Ernst, a Republican facing a tough reelection this year, baselessly raised skepticism that US coronavirus deaths are being overcounted, peddling a false conspiracy theory that’s been refuted by health officials, as cases of coronavirus climb in Iowa.
She made the comments at a campaign event Monday in Waterloo, Iowa, when she told a crowd she is “so skeptical” of official Covid-19 data. She was responding to a man in the crowd who said he believed the theory that coronavirus cases and deaths had been overcounted, according to an account of the exchange by the Waterloo-Cedar Falls Courier.
The assertion that Covid-19 cases are overcounted has been debunked by US health officials, including Dr. Anthony Fauci, director of the National Institute of Allergy and Infectious Diseases.
“The numbers that you’ve been hearing, the 180,000-plus deaths, are real deaths from Covid-19,” Fauci told ABC’s Good Morning America on Tuesday. Many medical experts have insisted the Covid-19 death toll is actually being undercounted.
When CNN asked Ernst’s staff Wednesday to clarify the senator’s views, Ernst issued a statement that did not specifically retract her comments from Monday but that did acknowledge the latest coronavirus death toll as reported by the Centers for Disease Control and Prevention and US health officials.
“Over 180,000 Americans have died because of COVID-19,” Ernst said. “What matters is that we are getting the resources to Iowa that are needed to fight this virus and continuing to support our health care workers on the front lines, and that’s what I’m focused on.”
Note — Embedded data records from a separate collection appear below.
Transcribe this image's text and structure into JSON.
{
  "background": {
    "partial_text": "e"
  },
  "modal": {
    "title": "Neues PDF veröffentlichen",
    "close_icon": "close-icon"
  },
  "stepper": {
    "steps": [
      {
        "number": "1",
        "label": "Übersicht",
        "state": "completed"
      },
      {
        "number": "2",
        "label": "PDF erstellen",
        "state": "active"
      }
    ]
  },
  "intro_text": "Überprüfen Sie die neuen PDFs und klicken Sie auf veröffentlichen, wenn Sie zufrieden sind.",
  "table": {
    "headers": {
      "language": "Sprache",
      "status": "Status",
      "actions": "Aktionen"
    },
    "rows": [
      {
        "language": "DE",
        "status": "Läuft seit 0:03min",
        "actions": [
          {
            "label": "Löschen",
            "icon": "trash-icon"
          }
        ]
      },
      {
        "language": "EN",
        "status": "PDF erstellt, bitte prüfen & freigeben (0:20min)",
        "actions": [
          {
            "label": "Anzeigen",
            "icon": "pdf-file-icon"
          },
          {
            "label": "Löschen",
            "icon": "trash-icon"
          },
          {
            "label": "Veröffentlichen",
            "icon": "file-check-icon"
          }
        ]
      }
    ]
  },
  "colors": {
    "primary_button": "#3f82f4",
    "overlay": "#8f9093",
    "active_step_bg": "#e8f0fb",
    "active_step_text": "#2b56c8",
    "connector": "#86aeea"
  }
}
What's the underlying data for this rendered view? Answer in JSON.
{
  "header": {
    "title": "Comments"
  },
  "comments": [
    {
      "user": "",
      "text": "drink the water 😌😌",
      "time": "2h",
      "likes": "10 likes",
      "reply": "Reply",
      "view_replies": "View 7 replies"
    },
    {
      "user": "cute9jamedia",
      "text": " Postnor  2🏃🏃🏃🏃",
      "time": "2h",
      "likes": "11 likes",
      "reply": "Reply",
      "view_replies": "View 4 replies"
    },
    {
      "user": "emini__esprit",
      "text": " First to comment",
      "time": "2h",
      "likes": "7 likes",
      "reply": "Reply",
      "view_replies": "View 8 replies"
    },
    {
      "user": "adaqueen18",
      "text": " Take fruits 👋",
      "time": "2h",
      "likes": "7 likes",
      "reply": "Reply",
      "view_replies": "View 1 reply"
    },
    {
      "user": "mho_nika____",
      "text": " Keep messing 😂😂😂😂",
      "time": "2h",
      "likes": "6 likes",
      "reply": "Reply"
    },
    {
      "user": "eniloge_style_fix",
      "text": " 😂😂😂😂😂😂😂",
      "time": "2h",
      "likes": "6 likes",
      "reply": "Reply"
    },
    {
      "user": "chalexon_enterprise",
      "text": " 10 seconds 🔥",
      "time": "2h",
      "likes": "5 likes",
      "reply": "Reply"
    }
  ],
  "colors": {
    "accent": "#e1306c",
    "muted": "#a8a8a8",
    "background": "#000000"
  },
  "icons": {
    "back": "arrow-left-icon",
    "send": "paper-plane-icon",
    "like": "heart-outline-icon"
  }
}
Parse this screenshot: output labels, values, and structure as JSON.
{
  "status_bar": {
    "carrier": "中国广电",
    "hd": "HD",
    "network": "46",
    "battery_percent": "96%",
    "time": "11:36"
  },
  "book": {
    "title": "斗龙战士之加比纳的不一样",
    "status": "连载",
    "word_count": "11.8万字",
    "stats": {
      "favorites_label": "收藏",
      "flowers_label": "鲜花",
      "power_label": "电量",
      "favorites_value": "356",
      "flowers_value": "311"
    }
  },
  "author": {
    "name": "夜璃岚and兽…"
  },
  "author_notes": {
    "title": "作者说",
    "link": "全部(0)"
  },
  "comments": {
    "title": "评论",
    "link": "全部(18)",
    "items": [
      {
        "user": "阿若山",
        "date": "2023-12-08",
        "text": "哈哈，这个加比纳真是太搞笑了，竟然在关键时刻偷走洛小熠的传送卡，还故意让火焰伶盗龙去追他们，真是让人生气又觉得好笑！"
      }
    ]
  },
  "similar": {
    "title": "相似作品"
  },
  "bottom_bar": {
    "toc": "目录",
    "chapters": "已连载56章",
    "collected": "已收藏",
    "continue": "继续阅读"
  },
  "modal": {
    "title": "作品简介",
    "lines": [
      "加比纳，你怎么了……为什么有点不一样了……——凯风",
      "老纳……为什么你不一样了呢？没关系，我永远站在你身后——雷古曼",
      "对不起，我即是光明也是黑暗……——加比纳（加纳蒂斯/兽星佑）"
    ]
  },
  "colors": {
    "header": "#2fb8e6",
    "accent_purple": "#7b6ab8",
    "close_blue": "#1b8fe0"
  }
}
At the same event in Black Hawk County, the senator also threw out a serious charge against medical professionals — suggesting they are fraudulently inflating the numbers of coronavirus patients in order to make more money. There is no evidence to suggest this, and health care professionals have strongly denied the baseless attack.
“These health care providers and others are reimbursed at a higher rate if Covid is tied to it, so what do you think they’re doing?” she asked the crowd, according to the Courier.
Following the event, Ernst clarified to the Courier she did not seem to know for a fact that health care providers were doing this, but it’s something she “heard on the news” as well as from “health care providers and others.”
Ernst’s office didn’t immediately reply to CNN’s request for comment about her suggestion about reimbursements.
But when asked if that was the motive and if she thought the numbers were inflated because of the higher reimbursements, she told the Courier: “That I’m not sure, and again that’s why I want somebody to really go back and do a good fact check on this and I don’t have the means to do that … but I do think that should be discussed because I heard the same thing on the news you know traveling across the state today.”
She added: “They’re thinking there may be 10,000 or less deaths that were actually singularly Covid-19. Now, no doubt that there are deaths and it creates complications with those that have other illnesses certainly, but those just attributable to Covid-19, I’m just really curious. It would be interesting to know that.”
The CDC confirmed that deaths counted as coronavirus deaths are truly deaths caused by Covid-19.
“In 92% of all deaths that mention COVID-19, COVID-19 is listed as the underlying cause of death,” the CDC said in a statement sent to CNN. Death certificates usually list other, underlying conditions that people had when they died, including high blood pressure.
Dr. Glenn Hurst, a family medicine doctor and chair of the Iowa Democratic Party rural caucus, called Ernst’s remarks “incredibly offensive” in an interview with CNN’s Brianna Keiler on Wednesday.
“It’s an offensive attack on some of the best Iowans out there on the front lines,” Hurst told CNN.
Just one day before the event, Twitter removed a tweet containing a similar false claim about coronavirus death statistics made by a supporter of the baseless QAnon conspiracy theory, which President Donald Trump retweeted.
The White House coronavirus task force report sent to Iowa officials this week included a warning to take precautions, like instituting a mask mandate and closing down bars, as Iowa currently has the highest rate of cases in the US, which increased by 77.4% from the previous week.